Entries taken from a collection:
=== Section Start ===

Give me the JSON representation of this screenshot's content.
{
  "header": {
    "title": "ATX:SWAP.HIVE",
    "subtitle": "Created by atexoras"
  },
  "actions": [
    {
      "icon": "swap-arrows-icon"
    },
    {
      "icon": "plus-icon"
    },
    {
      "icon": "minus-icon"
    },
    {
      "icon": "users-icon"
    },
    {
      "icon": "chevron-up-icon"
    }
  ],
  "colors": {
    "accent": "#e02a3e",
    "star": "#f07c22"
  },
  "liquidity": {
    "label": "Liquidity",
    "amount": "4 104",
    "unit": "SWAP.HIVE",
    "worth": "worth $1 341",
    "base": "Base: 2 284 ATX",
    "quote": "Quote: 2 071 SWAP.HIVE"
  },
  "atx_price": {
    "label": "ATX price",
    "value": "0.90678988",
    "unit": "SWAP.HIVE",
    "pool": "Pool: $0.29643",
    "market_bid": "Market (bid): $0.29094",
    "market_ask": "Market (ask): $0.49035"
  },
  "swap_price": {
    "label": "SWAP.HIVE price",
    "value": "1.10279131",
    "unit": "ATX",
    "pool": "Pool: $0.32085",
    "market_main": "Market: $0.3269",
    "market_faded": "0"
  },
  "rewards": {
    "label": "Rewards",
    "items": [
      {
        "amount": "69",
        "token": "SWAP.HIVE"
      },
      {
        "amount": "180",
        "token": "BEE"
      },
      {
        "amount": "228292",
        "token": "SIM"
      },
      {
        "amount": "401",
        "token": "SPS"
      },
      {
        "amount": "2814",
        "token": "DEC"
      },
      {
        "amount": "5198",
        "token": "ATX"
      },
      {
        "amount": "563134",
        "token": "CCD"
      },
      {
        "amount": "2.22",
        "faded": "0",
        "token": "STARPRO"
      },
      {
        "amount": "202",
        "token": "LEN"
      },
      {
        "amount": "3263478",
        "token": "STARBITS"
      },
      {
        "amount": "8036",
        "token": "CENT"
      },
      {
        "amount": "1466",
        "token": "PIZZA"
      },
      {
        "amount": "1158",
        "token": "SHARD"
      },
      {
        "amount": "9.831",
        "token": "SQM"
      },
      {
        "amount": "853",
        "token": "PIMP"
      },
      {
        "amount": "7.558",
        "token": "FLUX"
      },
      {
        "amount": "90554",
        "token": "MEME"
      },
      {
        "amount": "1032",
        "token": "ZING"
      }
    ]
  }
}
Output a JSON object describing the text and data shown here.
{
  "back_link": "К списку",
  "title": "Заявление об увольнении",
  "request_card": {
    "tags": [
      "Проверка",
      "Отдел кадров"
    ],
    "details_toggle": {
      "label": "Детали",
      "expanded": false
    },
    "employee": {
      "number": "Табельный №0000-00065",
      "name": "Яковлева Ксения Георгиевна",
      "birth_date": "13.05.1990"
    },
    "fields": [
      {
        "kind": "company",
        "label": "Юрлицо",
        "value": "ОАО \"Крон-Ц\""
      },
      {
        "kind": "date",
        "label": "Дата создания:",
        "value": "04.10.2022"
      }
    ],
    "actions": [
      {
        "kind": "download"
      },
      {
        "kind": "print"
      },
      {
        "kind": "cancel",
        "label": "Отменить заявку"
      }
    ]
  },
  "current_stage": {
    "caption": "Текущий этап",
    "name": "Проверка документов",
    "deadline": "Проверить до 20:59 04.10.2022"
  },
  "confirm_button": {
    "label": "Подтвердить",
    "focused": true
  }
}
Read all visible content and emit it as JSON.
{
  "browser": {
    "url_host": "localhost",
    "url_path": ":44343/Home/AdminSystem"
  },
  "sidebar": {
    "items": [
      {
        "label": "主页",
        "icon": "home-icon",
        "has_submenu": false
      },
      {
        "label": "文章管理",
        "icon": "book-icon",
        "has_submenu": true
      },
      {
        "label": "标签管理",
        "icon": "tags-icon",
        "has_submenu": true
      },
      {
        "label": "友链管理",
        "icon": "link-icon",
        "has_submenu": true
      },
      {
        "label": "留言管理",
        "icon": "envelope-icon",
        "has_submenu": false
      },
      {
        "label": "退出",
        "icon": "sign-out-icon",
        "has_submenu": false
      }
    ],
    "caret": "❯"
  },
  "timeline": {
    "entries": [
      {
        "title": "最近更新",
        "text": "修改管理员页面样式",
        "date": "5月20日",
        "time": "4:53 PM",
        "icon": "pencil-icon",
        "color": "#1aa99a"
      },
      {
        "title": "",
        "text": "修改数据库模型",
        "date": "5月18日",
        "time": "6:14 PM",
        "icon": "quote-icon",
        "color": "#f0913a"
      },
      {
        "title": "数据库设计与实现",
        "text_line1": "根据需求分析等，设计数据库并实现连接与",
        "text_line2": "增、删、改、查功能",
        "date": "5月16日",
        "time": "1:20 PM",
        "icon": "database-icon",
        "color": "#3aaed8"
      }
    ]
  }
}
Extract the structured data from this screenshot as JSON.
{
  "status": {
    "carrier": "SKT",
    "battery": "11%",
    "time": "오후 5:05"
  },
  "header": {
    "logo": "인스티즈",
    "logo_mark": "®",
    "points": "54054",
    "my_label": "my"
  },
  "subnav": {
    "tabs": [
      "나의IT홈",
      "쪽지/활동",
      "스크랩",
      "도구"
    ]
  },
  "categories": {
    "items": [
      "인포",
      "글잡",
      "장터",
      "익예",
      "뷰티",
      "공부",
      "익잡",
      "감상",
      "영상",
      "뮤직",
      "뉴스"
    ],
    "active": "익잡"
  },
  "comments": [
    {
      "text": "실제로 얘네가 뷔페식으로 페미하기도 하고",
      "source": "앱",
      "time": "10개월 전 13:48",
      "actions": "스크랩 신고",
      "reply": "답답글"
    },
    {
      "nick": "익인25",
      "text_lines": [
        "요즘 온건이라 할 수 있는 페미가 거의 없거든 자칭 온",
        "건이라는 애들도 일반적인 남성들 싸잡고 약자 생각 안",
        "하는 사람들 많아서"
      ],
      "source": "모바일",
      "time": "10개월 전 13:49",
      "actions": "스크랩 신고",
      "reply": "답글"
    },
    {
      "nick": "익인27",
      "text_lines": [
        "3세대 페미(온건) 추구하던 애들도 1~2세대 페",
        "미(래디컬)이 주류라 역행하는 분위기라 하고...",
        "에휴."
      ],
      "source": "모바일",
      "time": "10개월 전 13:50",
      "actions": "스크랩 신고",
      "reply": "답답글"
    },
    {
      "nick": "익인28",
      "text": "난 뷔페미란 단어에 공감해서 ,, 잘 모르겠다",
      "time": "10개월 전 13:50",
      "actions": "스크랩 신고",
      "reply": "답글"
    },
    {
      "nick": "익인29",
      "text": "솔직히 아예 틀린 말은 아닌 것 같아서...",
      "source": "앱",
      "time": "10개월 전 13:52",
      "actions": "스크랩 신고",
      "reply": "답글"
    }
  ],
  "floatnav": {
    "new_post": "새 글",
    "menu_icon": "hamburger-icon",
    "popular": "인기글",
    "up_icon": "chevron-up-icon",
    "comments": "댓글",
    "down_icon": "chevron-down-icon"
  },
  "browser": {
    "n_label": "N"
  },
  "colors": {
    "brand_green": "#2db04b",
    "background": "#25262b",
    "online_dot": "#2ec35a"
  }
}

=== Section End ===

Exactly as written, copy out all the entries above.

Give me the JSON representation of this screenshot's content.
{
  "header": {
    "title": "ATX:SWAP.HIVE",
    "subtitle": "Created by atexoras"
  },
  "actions": [
    {
      "icon": "swap-arrows-icon"
    },
    {
      "icon": "plus-icon"
    },
    {
      "icon": "minus-icon"
    },
    {
      "icon": "users-icon"
    },
    {
      "icon": "chevron-up-icon"
    }
  ],
  "colors": {
    "accent": "#e02a3e",
    "star": "#f07c22"
  },
  "liquidity": {
    "label": "Liquidity",
    "amount": "4 104",
    "unit": "SWAP.HIVE",
    "worth": "worth $1 341",
    "base": "Base: 2 284 ATX",
    "quote": "Quote: 2 071 SWAP.HIVE"
  },
  "atx_price": {
    "label": "ATX price",
    "value": "0.90678988",
    "unit": "SWAP.HIVE",
    "pool": "Pool: $0.29643",
    "market_bid": "Market (bid): $0.29094",
    "market_ask": "Market (ask): $0.49035"
  },
  "swap_price": {
    "label": "SWAP.HIVE price",
    "value": "1.10279131",
    "unit": "ATX",
    "pool": "Pool: $0.32085",
    "market_main": "Market: $0.3269",
    "market_faded": "0"
  },
  "rewards": {
    "label": "Rewards",
    "items": [
      {
        "amount": "69",
        "token": "SWAP.HIVE"
      },
      {
        "amount": "180",
        "token": "BEE"
      },
      {
        "amount": "228292",
        "token": "SIM"
      },
      {
        "amount": "401",
        "token": "SPS"
      },
      {
        "amount": "2814",
        "token": "DEC"
      },
      {
        "amount": "5198",
        "token": "ATX"
      },
      {
        "amount": "563134",
        "token": "CCD"
      },
      {
        "amount": "2.22",
        "faded": "0",
        "token": "STARPRO"
      },
      {
        "amount": "202",
        "token": "LEN"
      },
      {
        "amount": "3263478",
        "token": "STARBITS"
      },
      {
        "amount": "8036",
        "token": "CENT"
      },
      {
        "amount": "1466",
        "token": "PIZZA"
      },
      {
        "amount": "1158",
        "token": "SHARD"
      },
      {
        "amount": "9.831",
        "token": "SQM"
      },
      {
        "amount": "853",
        "token": "PIMP"
      },
      {
        "amount": "7.558",
        "token": "FLUX"
      },
      {
        "amount": "90554",
        "token": "MEME"
      },
      {
        "amount": "1032",
        "token": "ZING"
      }
    ]
  }
}
Output a JSON object describing the text and data shown here.
{
  "back_link": "К списку",
  "title": "Заявление об увольнении",
  "request_card": {
    "tags": [
      "Проверка",
      "Отдел кадров"
    ],
    "details_toggle": {
      "label": "Детали",
      "expanded": false
    },
    "employee": {
      "number": "Табельный №0000-00065",
      "name": "Яковлева Ксения Георгиевна",
      "birth_date": "13.05.1990"
    },
    "fields": [
      {
        "kind": "company",
        "label": "Юрлицо",
        "value": "ОАО \"Крон-Ц\""
      },
      {
        "kind": "date",
        "label": "Дата создания:",
        "value": "04.10.2022"
      }
    ],
    "actions": [
      {
        "kind": "download"
      },
      {
        "kind": "print"
      },
      {
        "kind": "cancel",
        "label": "Отменить заявку"
      }
    ]
  },
  "current_stage": {
    "caption": "Текущий этап",
    "name": "Проверка документов",
    "deadline": "Проверить до 20:59 04.10.2022"
  },
  "confirm_button": {
    "label": "Подтвердить",
    "focused": true
  }
}
Read all visible content and emit it as JSON.
{
  "browser": {
    "url_host": "localhost",
    "url_path": ":44343/Home/AdminSystem"
  },
  "sidebar": {
    "items": [
      {
        "label": "主页",
        "icon": "home-icon",
        "has_submenu": false
      },
      {
        "label": "文章管理",
        "icon": "book-icon",
        "has_submenu": true
      },
      {
        "label": "标签管理",
        "icon": "tags-icon",
        "has_submenu": true
      },
      {
        "label": "友链管理",
        "icon": "link-icon",
        "has_submenu": true
      },
      {
        "label": "留言管理",
        "icon": "envelope-icon",
        "has_submenu": false
      },
      {
        "label": "退出",
        "icon": "sign-out-icon",
        "has_submenu": false
      }
    ],
    "caret": "❯"
  },
  "timeline": {
    "entries": [
      {
        "title": "最近更新",
        "text": "修改管理员页面样式",
        "date": "5月20日",
        "time": "4:53 PM",
        "icon": "pencil-icon",
        "color": "#1aa99a"
      },
      {
        "title": "",
        "text": "修改数据库模型",
        "date": "5月18日",
        "time": "6:14 PM",
        "icon": "quote-icon",
        "color": "#f0913a"
      },
      {
        "title": "数据库设计与实现",
        "text_line1": "根据需求分析等，设计数据库并实现连接与",
        "text_line2": "增、删、改、查功能",
        "date": "5月16日",
        "time": "1:20 PM",
        "icon": "database-icon",
        "color": "#3aaed8"
      }
    ]
  }
}
Extract the structured data from this screenshot as JSON.
{
  "status": {
    "carrier": "SKT",
    "battery": "11%",
    "time": "오후 5:05"
  },
  "header": {
    "logo": "인스티즈",
    "logo_mark": "®",
    "points": "54054",
    "my_label": "my"
  },
  "subnav": {
    "tabs": [
      "나의IT홈",
      "쪽지/활동",
      "스크랩",
      "도구"
    ]
  },
  "categories": {
    "items": [
      "인포",
      "글잡",
      "장터",
      "익예",
      "뷰티",
      "공부",
      "익잡",
      "감상",
      "영상",
      "뮤직",
      "뉴스"
    ],
    "active": "익잡"
  },
  "comments": [
    {
      "text": "실제로 얘네가 뷔페식으로 페미하기도 하고",
      "source": "앱",
      "time": "10개월 전 13:48",
      "actions": "스크랩 신고",
      "reply": "답답글"
    },
    {
      "nick": "익인25",
      "text_lines": [
        "요즘 온건이라 할 수 있는 페미가 거의 없거든 자칭 온",
        "건이라는 애들도 일반적인 남성들 싸잡고 약자 생각 안",
        "하는 사람들 많아서"
      ],
      "source": "모바일",
      "time": "10개월 전 13:49",
      "actions": "스크랩 신고",
      "reply": "답글"
    },
    {
      "nick": "익인27",
      "text_lines": [
        "3세대 페미(온건) 추구하던 애들도 1~2세대 페",
        "미(래디컬)이 주류라 역행하는 분위기라 하고...",
        "에휴."
      ],
      "source": "모바일",
      "time": "10개월 전 13:50",
      "actions": "스크랩 신고",
      "reply": "답답글"
    },
    {
      "nick": "익인28",
      "text": "난 뷔페미란 단어에 공감해서 ,, 잘 모르겠다",
      "time": "10개월 전 13:50",
      "actions": "스크랩 신고",
      "reply": "답글"
    },
    {
      "nick": "익인29",
      "text": "솔직히 아예 틀린 말은 아닌 것 같아서...",
      "source": "앱",
      "time": "10개월 전 13:52",
      "actions": "스크랩 신고",
      "reply": "답글"
    }
  ],
  "floatnav": {
    "new_post": "새 글",
    "menu_icon": "hamburger-icon",
    "popular": "인기글",
    "up_icon": "chevron-up-icon",
    "comments": "댓글",
    "down_icon": "chevron-down-icon"
  },
  "browser": {
    "n_label": "N"
  },
  "colors": {
    "brand_green": "#2db04b",
    "background": "#25262b",
    "online_dot": "#2ec35a"
  }
}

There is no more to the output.